I was told that suspending use of the immunotherapy drug with a later downward adjustment in dosage was at not unusual, and that this is typical in a majority of patients during the interferon induction phase. Nor are my symptoms in any way unusual. Learning this was comforting. I also took additional comfort that with postponing my next dose I might actually have a bit more of my appetite come back, just in time for our jaunt to New York City and some of the fine dining we are planning on doing there.

More on Mutations

The meeting this morning was also educational in that I learned that while the genetic analysis of my melanoma indicated I had an NRAS gene mutation (see my prior blog post), that was not necessarily a negative thing. As I had written, the more common BRAF mutation is what is being targeted by some of the new melanoma drugs, but I was told that BRAF mutations actually carry a much higher risk of both relapse and aggressive spread of melanoma, relative to NRAS mutations. So while BRAF mutations have the targeted drugs and NRAS don’t, it’s probably because the BRAF mutations need it more. Further, these genetically-oriented treatments are more palliative (treating the symptoms and side effects) in nature than they are curative. So, I guess, a bit of a silver lining in my genetic mutation leading to my melanoma cancer.

Scans Coming Up, Radiation Too

The other result of the morning meeting was that I am now scheduled for full scans in about two weeks. These scans will be merely a snapshot and benchmark, and are expected to be clean, as all such scans could show are sizable tumors, and not any microscopic “seeds” of melanoma that might still be in me. I will also be starting my radiation consultations at the same time, which will ultimately lead to a simulation-generation scan, and then radiation treatment.

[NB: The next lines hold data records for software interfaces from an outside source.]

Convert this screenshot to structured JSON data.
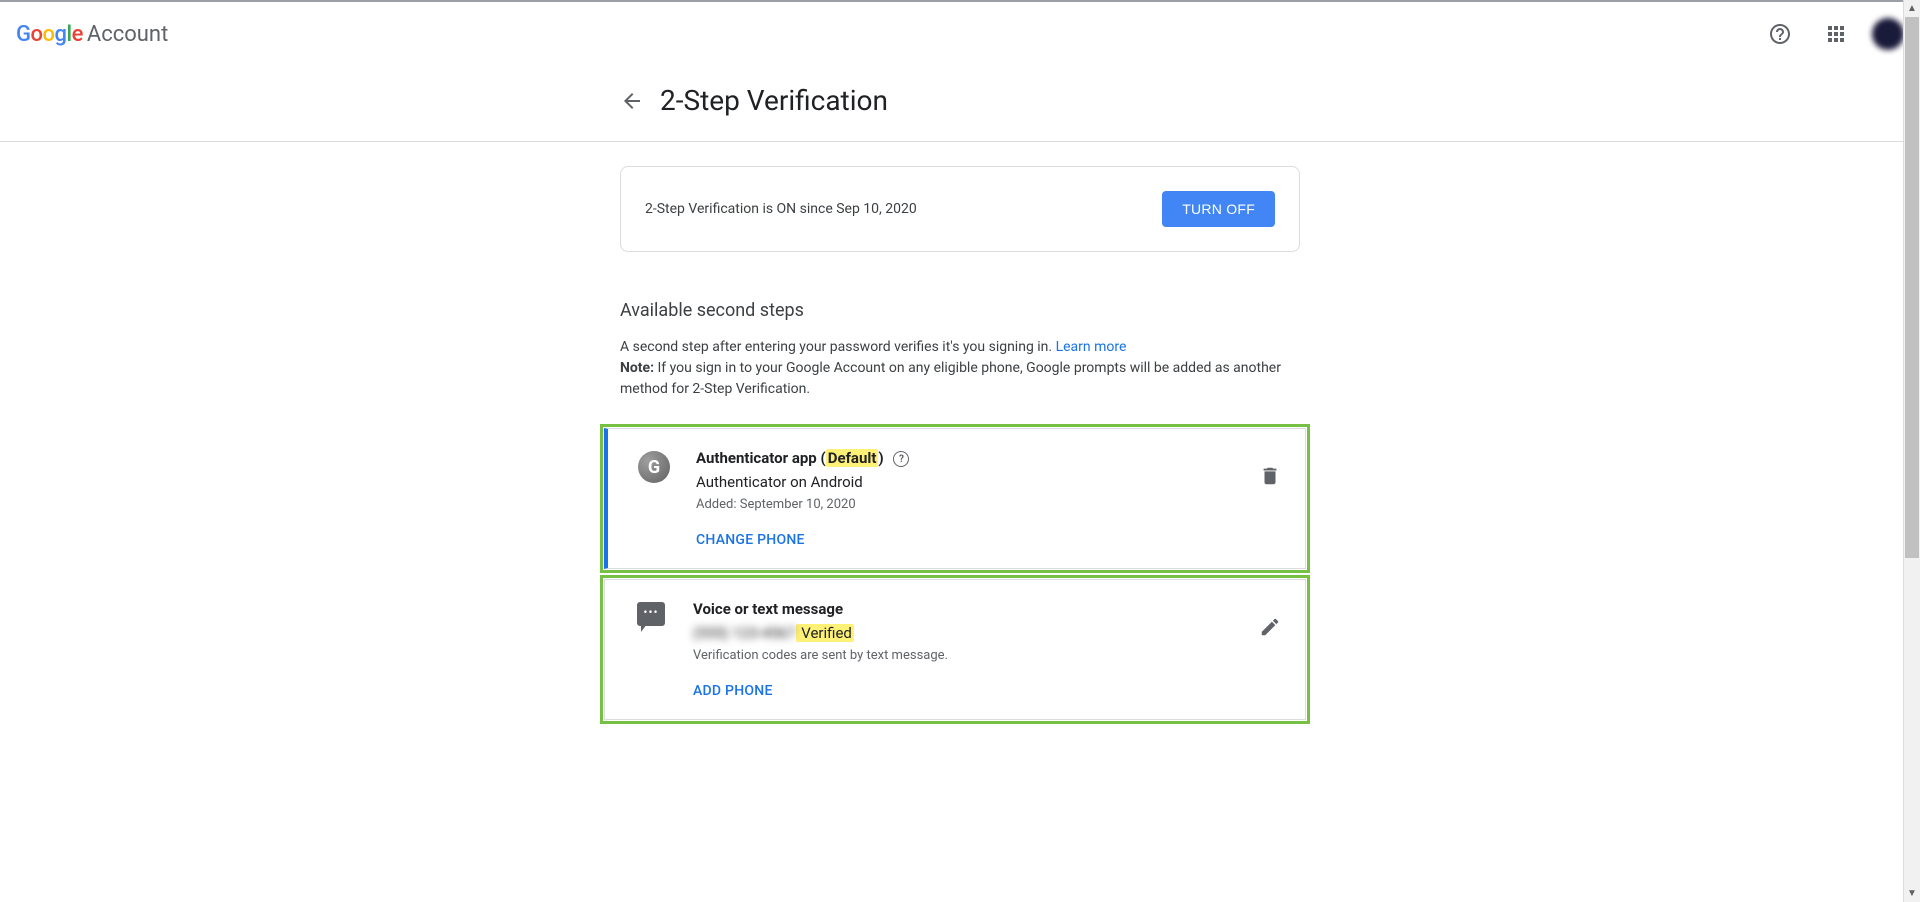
{
  "header": {
    "logo_g": "G",
    "logo_o1": "o",
    "logo_o2": "o",
    "logo_g2": "g",
    "logo_l": "l",
    "logo_e": "e",
    "account_label": "Account"
  },
  "page_title": "2-Step Verification",
  "status": {
    "text": "2-Step Verification is ON since Sep 10, 2020",
    "button": "TURN OFF"
  },
  "section": {
    "heading": "Available second steps",
    "desc_part1": "A second step after entering your password verifies it's you signing in. ",
    "learn_more": "Learn more",
    "note_label": "Note:",
    "desc_part2": " If you sign in to your Google Account on any eligible phone, Google prompts will be added as another method for 2-Step Verification."
  },
  "methods": {
    "authenticator": {
      "title_prefix": "Authenticator app (",
      "title_default": "Default",
      "title_suffix": ")",
      "subtitle": "Authenticator on Android",
      "added": "Added: September 10, 2020",
      "action": "CHANGE PHONE"
    },
    "voice": {
      "title": "Voice or text message",
      "phone_masked": "(555) 123-4567",
      "verified": " Verified",
      "desc": "Verification codes are sent by text message.",
      "action": "ADD PHONE"
    }
  }
}
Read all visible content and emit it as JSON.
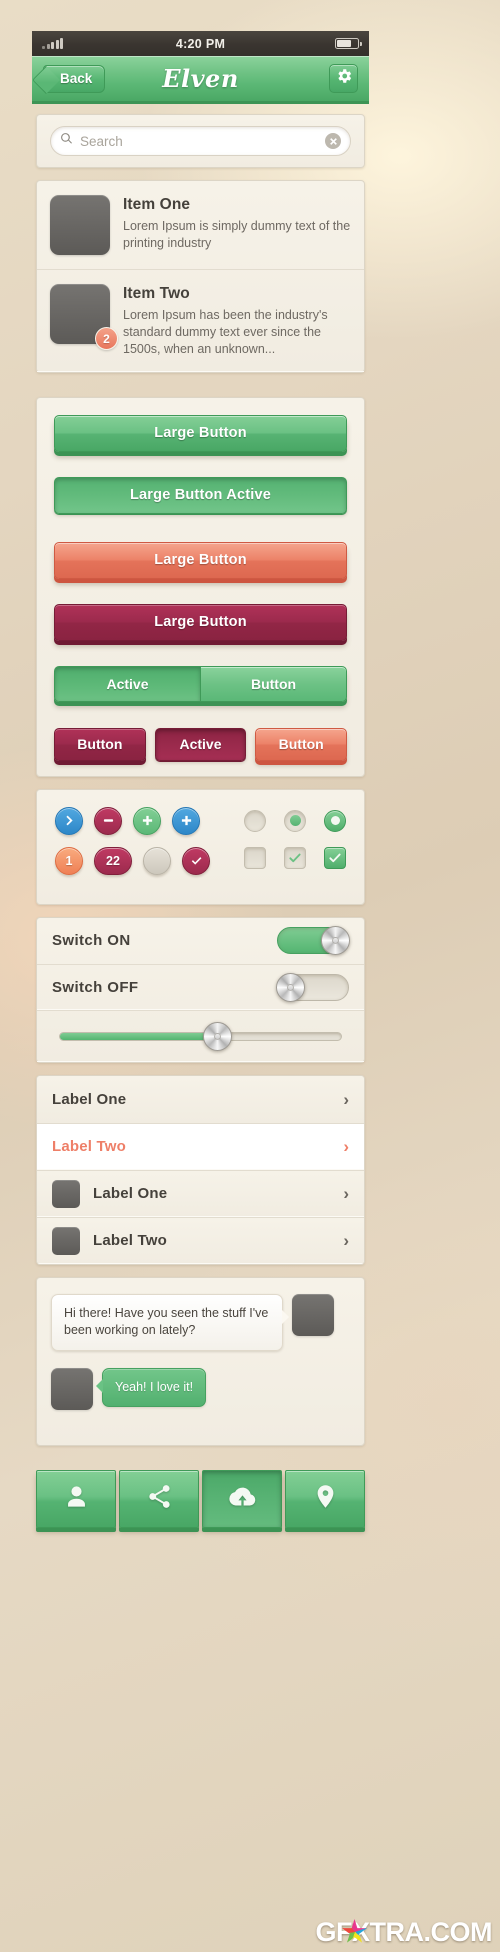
{
  "statusbar": {
    "time": "4:20 PM",
    "signal_icon": "signal-bars-icon",
    "battery_icon": "battery-icon"
  },
  "navbar": {
    "back_label": "Back",
    "title": "Elven",
    "settings_icon": "gear-icon"
  },
  "search": {
    "placeholder": "Search",
    "value": "",
    "search_icon": "search-icon",
    "clear_icon": "clear-circle-icon"
  },
  "list": {
    "items": [
      {
        "title": "Item One",
        "subtitle": "Lorem Ipsum is simply dummy text of the printing industry",
        "badge": ""
      },
      {
        "title": "Item Two",
        "subtitle": "Lorem Ipsum has been the industry's standard dummy text ever since the 1500s, when an unknown...",
        "badge": "2"
      }
    ]
  },
  "buttons": {
    "large": [
      {
        "label": "Large Button",
        "style": "green"
      },
      {
        "label": "Large Button Active",
        "style": "green-active"
      },
      {
        "label": "Large Button",
        "style": "salmon"
      },
      {
        "label": "Large Button",
        "style": "crimson"
      }
    ],
    "segmented": [
      {
        "label": "Active",
        "state": "on"
      },
      {
        "label": "Button",
        "state": "off"
      }
    ],
    "small": [
      {
        "label": "Button",
        "style": "crimson"
      },
      {
        "label": "Active",
        "style": "crimson-active"
      },
      {
        "label": "Button",
        "style": "salmon"
      }
    ]
  },
  "badges": {
    "row1": [
      {
        "icon": "chevron-right-icon",
        "color": "#2d87c8",
        "label": ""
      },
      {
        "icon": "minus-icon",
        "color": "#9c2a4d",
        "label": ""
      },
      {
        "icon": "plus-icon",
        "color": "#5cb877",
        "label": ""
      },
      {
        "icon": "plus-icon",
        "color": "#2d87c8",
        "label": ""
      }
    ],
    "row2": [
      {
        "icon": "count-badge",
        "color": "#ef8055",
        "label": "1"
      },
      {
        "icon": "count-badge",
        "color": "#9c2a4d",
        "label": "22"
      },
      {
        "icon": "empty-badge",
        "color": "#cdc8bc",
        "label": ""
      },
      {
        "icon": "check-icon",
        "color": "#9c2a4d",
        "label": ""
      }
    ],
    "radios": [
      {
        "name": "radio-empty",
        "state": "empty"
      },
      {
        "name": "radio-soft-selected",
        "state": "soft"
      },
      {
        "name": "radio-selected",
        "state": "full"
      }
    ],
    "checkboxes": [
      {
        "name": "checkbox-empty",
        "state": "empty"
      },
      {
        "name": "checkbox-soft-checked",
        "state": "soft"
      },
      {
        "name": "checkbox-checked",
        "state": "full"
      }
    ]
  },
  "switches": {
    "rows": [
      {
        "label": "Switch ON",
        "state": "on"
      },
      {
        "label": "Switch OFF",
        "state": "off"
      }
    ],
    "slider": {
      "value_percent": 56
    }
  },
  "labels": {
    "rows": [
      {
        "label": "Label One",
        "style": "plain",
        "thumb": false,
        "chevron": "›"
      },
      {
        "label": "Label Two",
        "style": "highlight",
        "thumb": false,
        "chevron": "›"
      },
      {
        "label": "Label One",
        "style": "plain",
        "thumb": true,
        "chevron": "›"
      },
      {
        "label": "Label Two",
        "style": "plain",
        "thumb": true,
        "chevron": "›"
      }
    ]
  },
  "chat": {
    "messages": [
      {
        "text": "Hi there! Have you seen the stuff I've been working on lately?",
        "side": "them"
      },
      {
        "text": "Yeah! I love it!",
        "side": "me"
      }
    ]
  },
  "tabbar": {
    "tabs": [
      {
        "icon": "person-icon",
        "active": false
      },
      {
        "icon": "share-icon",
        "active": false
      },
      {
        "icon": "cloud-upload-icon",
        "active": true
      },
      {
        "icon": "map-pin-icon",
        "active": false
      }
    ]
  },
  "watermark": {
    "text": "GFXTRA.COM"
  },
  "colors": {
    "green": "#5cb877",
    "green_dark": "#3f9a58",
    "salmon": "#ec8268",
    "crimson": "#9c2a4d",
    "blue": "#2d87c8",
    "panel_bg": "#f4f0e6",
    "text": "#45413b"
  }
}
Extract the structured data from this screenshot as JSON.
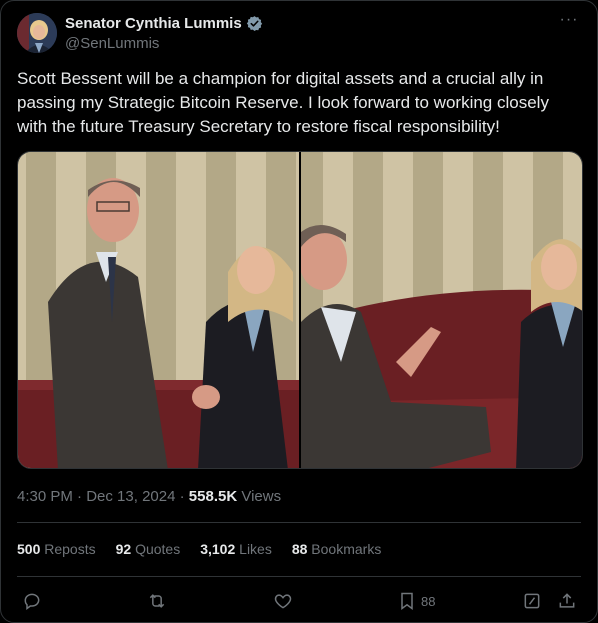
{
  "author": {
    "display_name": "Senator Cynthia Lummis",
    "handle": "@SenLummis",
    "verified_icon": "verified-badge-icon"
  },
  "tweet": {
    "text": "Scott Bessent will be a champion for digital assets and a crucial ally in passing my Strategic Bitcoin Reserve. I look forward to working closely with the future Treasury Secretary to restore fiscal responsibility!"
  },
  "meta": {
    "time": "4:30 PM",
    "separator1": " · ",
    "date": "Dec 13, 2024",
    "separator2": " · ",
    "views_count": "558.5K",
    "views_label": " Views"
  },
  "stats": [
    {
      "count": "500",
      "label": " Reposts"
    },
    {
      "count": "92",
      "label": " Quotes"
    },
    {
      "count": "3,102",
      "label": " Likes"
    },
    {
      "count": "88",
      "label": " Bookmarks"
    }
  ],
  "actions": {
    "reply_icon": "reply-icon",
    "repost_icon": "repost-icon",
    "like_icon": "like-icon",
    "bookmark_icon": "bookmark-icon",
    "bookmark_count": "88",
    "grok_icon": "grok-icon",
    "share_icon": "share-icon"
  },
  "colors": {
    "background": "#000000",
    "text": "#e7e9ea",
    "secondary": "#71767b",
    "verified": "#829aab",
    "border": "#2f3336"
  }
}
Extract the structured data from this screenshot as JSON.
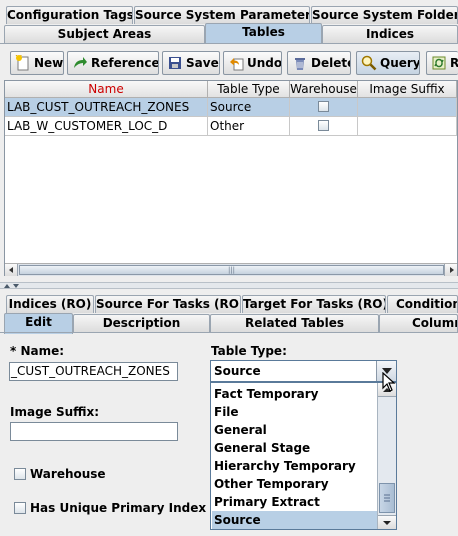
{
  "top_tabs_row1": [
    {
      "label": "Configuration Tags"
    },
    {
      "label": "Source System Parameters"
    },
    {
      "label": "Source System Folders"
    }
  ],
  "top_tabs_row2": [
    {
      "label": "Subject Areas"
    },
    {
      "label": "Tables"
    },
    {
      "label": "Indices"
    }
  ],
  "toolbar": {
    "new": "New",
    "reference": "Reference",
    "save": "Save",
    "undo": "Undo",
    "delete": "Delete",
    "query": "Query",
    "refresh": "R"
  },
  "table": {
    "columns": [
      "Name",
      "Table Type",
      "Warehouse",
      "Image Suffix"
    ],
    "rows": [
      {
        "name": "LAB_CUST_OUTREACH_ZONES",
        "type": "Source",
        "warehouse": false,
        "suffix": ""
      },
      {
        "name": "LAB_W_CUSTOMER_LOC_D",
        "type": "Other",
        "warehouse": false,
        "suffix": ""
      }
    ]
  },
  "scrollbar_grip": "|||",
  "bottom_tabs_row1": [
    {
      "label": "Indices (RO)"
    },
    {
      "label": "Source For Tasks (RO)"
    },
    {
      "label": "Target For Tasks (RO)"
    },
    {
      "label": "Conditional"
    }
  ],
  "bottom_tabs_row2": [
    {
      "label": "Edit"
    },
    {
      "label": "Description"
    },
    {
      "label": "Related Tables"
    },
    {
      "label": "Columns"
    }
  ],
  "form": {
    "name_label": "* Name:",
    "name_value": "_CUST_OUTREACH_ZONES",
    "image_suffix_label": "Image Suffix:",
    "image_suffix_value": "",
    "warehouse_label": "Warehouse",
    "unique_pk_label": "Has Unique Primary Index",
    "table_type_label": "Table Type:",
    "table_type_value": "Source",
    "table_type_options": [
      "Fact Temporary",
      "File",
      "General",
      "General Stage",
      "Hierarchy Temporary",
      "Other Temporary",
      "Primary Extract",
      "Source"
    ]
  },
  "colors": {
    "selection": "#b8cfe5",
    "accent_red": "#cc0000"
  }
}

I may also end up staying on the Sylatron during radiation now, but that is only a thought, not definite.

A Bit More On Talking About Cancer

Some discussion ensued about my “Cancer Sucks” t-shirts after my last post, leading to the idea that I and my fellow melanoma patients are really “Melanoma Warriors”. So, my next quest is to get some t-shirts made up with “Melanoma Warrior” on them. If any of you has a good source for low-volume, high quality t-shirts printed with block letters, let me know.

More from me later as my situation evolves.